Fernando Pineiro in Supp. of ICE Cross-Mot. for Summ. J.
[67-2], 1.) She sought "all correspondence on the
detention or removal proceedings for people claiming or
proving U.S. citizenship since January 1, 2017. This request
includes but is not limited to email received by or sent to
an email address established by ICE for the purpose of
assessing claims of U.S. citizenship." (Id.) In
addition, Stevens sought "all correspondence as well as
attachments and referenced reports, notes, text messages, or
any other information maintained in any medium associated
with" these U.S. citizenship claims.
(Id.) Stevens filed this lawsuit after ICE
reported that it could not process her request within the
statutory time limit. (See Feb. 2019 Order , 1.)
That delay is no longer at issue; ICE processed the request
while this action was pending. (See Id. at 2.) ICE
collected 6, 042 pages of responsive records. (ICE Oct. 2019
L.R. 56.1 Stat. ¶ 59.) It released 4, 841 pages with
partial redactions, withheld 746 pages in full, released 280
pages in full, withheld 158 pages as duplicates, and
"referred 17 pages to other agencies for processing and
moved for summary judgment in April 2018, asserting that it
had conducted an adequate search for responsive records and
had not improperly withheld any information from Stevens.
(See Feb. 2019 Order 2.) Pursuant to Vaughn v.
Rosen, 484 F.2d 820 (D.C. Cir. 1973), ICE concurrently
filed an index explaining the bases for its redactions in an

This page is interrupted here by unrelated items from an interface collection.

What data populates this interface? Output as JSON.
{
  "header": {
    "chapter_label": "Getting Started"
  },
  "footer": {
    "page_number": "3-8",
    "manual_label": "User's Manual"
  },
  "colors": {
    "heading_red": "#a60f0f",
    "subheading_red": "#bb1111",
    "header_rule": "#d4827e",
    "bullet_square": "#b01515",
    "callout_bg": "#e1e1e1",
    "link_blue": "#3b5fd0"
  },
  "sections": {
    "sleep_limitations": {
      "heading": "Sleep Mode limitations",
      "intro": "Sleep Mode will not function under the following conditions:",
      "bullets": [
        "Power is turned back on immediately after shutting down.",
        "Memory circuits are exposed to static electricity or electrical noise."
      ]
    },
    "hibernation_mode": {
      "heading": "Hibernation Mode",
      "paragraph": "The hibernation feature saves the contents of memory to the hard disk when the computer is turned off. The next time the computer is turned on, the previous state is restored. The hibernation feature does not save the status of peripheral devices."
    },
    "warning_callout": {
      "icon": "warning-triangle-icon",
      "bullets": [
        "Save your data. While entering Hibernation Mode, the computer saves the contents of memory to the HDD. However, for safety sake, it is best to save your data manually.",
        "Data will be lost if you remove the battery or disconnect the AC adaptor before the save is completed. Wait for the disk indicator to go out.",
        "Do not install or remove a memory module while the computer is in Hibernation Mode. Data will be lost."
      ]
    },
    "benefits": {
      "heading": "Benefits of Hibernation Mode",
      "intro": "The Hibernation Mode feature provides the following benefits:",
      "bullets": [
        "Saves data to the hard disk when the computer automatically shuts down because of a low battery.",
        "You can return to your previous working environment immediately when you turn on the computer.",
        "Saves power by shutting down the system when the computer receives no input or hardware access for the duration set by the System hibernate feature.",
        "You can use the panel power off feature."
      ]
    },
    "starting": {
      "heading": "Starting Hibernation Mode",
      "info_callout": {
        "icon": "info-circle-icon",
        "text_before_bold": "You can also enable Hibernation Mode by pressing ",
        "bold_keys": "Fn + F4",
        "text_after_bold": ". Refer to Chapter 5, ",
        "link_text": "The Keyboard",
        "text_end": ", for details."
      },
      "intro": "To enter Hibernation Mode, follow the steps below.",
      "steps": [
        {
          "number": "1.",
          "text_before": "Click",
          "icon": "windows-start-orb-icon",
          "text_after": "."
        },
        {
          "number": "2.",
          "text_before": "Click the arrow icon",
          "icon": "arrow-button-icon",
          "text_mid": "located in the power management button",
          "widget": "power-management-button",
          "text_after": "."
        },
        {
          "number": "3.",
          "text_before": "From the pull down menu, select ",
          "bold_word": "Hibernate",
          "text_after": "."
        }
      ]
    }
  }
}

agreed representative sample of documents. (See Feb.
2019 Order 2.) The sample comprised the first 150 pages of
two productions but, as the court explained in its previous
order, it happened not to contain any finalized-as opposed to
draft-USC Claims Memos. (See Id. at 2-3.) Because
ICE's redactions to finalized USC Claims Memos had become
the main point of contention between the parties, the court
directed ICE to "prepare a supplemental Vaughn
index and affidavit that specifically address finalized USC
Claims Memos." (Id. at 4-6.)
ICE complied with that directive, both parties moved for
summary judgment. Plaintiff Stevens again challenges
ICE's redactions to finalized USC Claims Memos. She also
challenges, for the first time, redactions to other documents
and the adequacy of ICE's search. Stevens asks the court
to "order ICE to conduct an adequate search" and
"enjoin [its] improper withholdings in violation of
[FOIA]." (Stevens Mot. 19.) ICE, on the other hand,
doubles down on its contention that it "conducted a
reasonable search and did not improperly withhold any
information," and asks ...